**To do**
Using the records that follow, copy every line containing the word "volume".

**Exercise data**
- Opening Delimiter -

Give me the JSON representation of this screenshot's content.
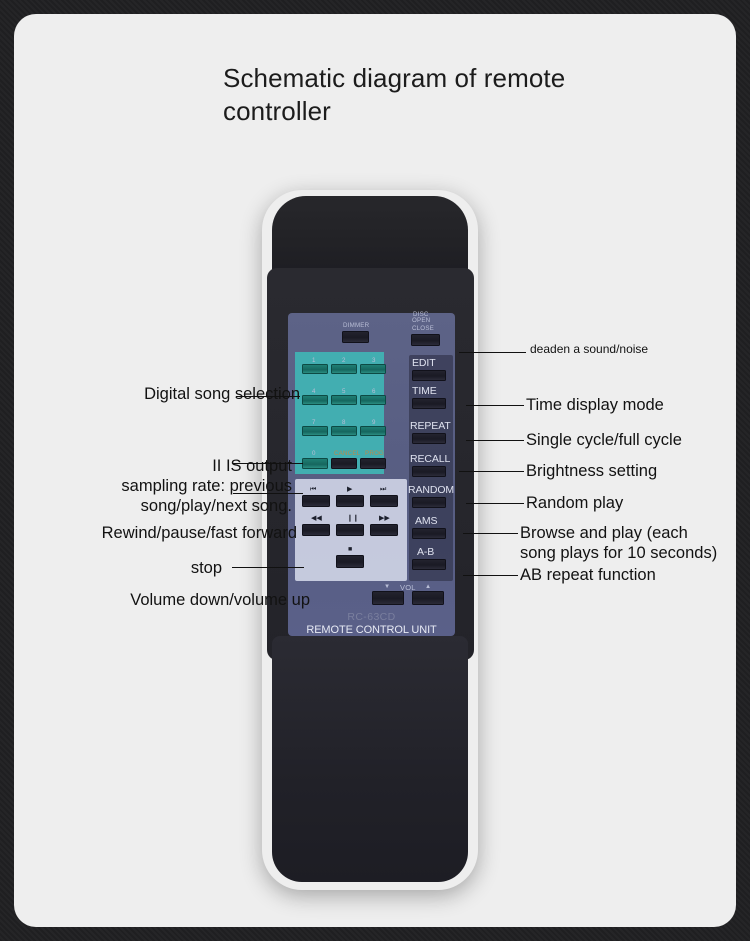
{
  "page": {
    "title": "Schematic diagram of remote\ncontroller",
    "frame_color": "#1a1a1c",
    "card_color": "#eeeeee"
  },
  "remote": {
    "faceplate_color": "#5d6387",
    "keypad_color": "#3dbfbb",
    "transport_color": "#cdd2e4",
    "accent_amber": "#b98a4e",
    "model": "RC-63CD",
    "unit_label": "REMOTE CONTROL UNIT",
    "top_labels": {
      "dimmer": "DIMMER",
      "disc": "DISC",
      "open_close_line1": "OPEN",
      "open_close_line2": "CLOSE"
    },
    "keypad": {
      "digits": [
        "1",
        "2",
        "3",
        "4",
        "5",
        "6",
        "7",
        "8",
        "9"
      ],
      "zero": "0",
      "cancel": "CANCEL",
      "prog": "PROG"
    },
    "right_column": [
      {
        "label": "EDIT"
      },
      {
        "label": "TIME"
      },
      {
        "label": "REPEAT"
      },
      {
        "label": "RECALL"
      },
      {
        "label": "RANDOM"
      },
      {
        "label": "AMS"
      },
      {
        "label": "A-B"
      }
    ],
    "transport": {
      "prev": "⏮",
      "play": "▶",
      "next": "⏭",
      "rewind": "◀◀",
      "pause": "❙❙",
      "forward": "▶▶",
      "stop": "■"
    },
    "volume": {
      "down": "▼",
      "label": "VOL",
      "up": "▲"
    }
  },
  "annotations": {
    "left": [
      {
        "id": "digital-song-selection",
        "text": "Digital song selection"
      },
      {
        "id": "iis-output",
        "text": "II IS output\nsampling rate: previous\nsong/play/next song."
      },
      {
        "id": "rewind-pause-ff",
        "text": "Rewind/pause/fast forward"
      },
      {
        "id": "stop",
        "text": "stop"
      },
      {
        "id": "volume",
        "text": "Volume down/volume up"
      }
    ],
    "right": [
      {
        "id": "deaden-sound",
        "text": "deaden a sound/noise"
      },
      {
        "id": "time-display-mode",
        "text": "Time display mode"
      },
      {
        "id": "single-full-cycle",
        "text": "Single cycle/full cycle"
      },
      {
        "id": "brightness-setting",
        "text": "Brightness setting"
      },
      {
        "id": "random-play",
        "text": "Random play"
      },
      {
        "id": "browse-and-play",
        "text": "Browse and play (each\nsong plays for 10 seconds)"
      },
      {
        "id": "ab-repeat",
        "text": "AB repeat function"
      }
    ]
  }
}
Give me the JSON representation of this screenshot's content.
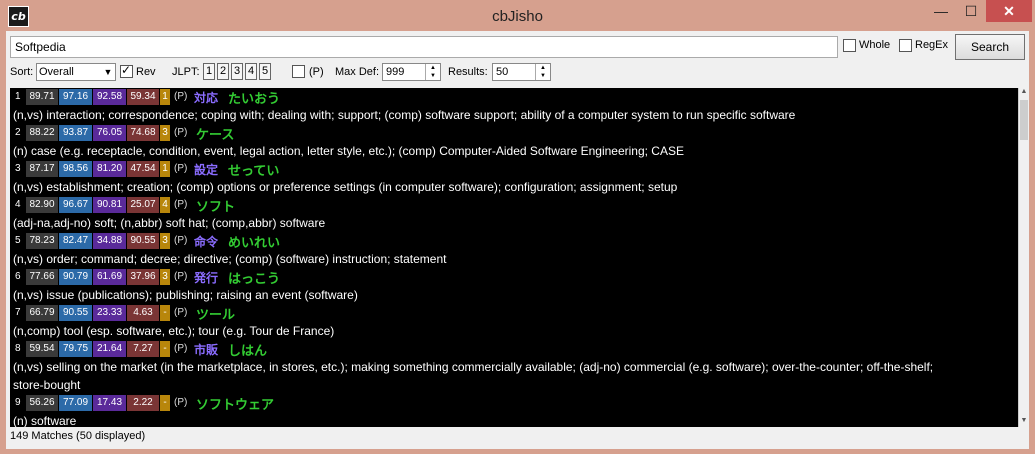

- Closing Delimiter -

**Task output**
    "volume": {
        "id": "volume",
        "text": "Volume down/volume up"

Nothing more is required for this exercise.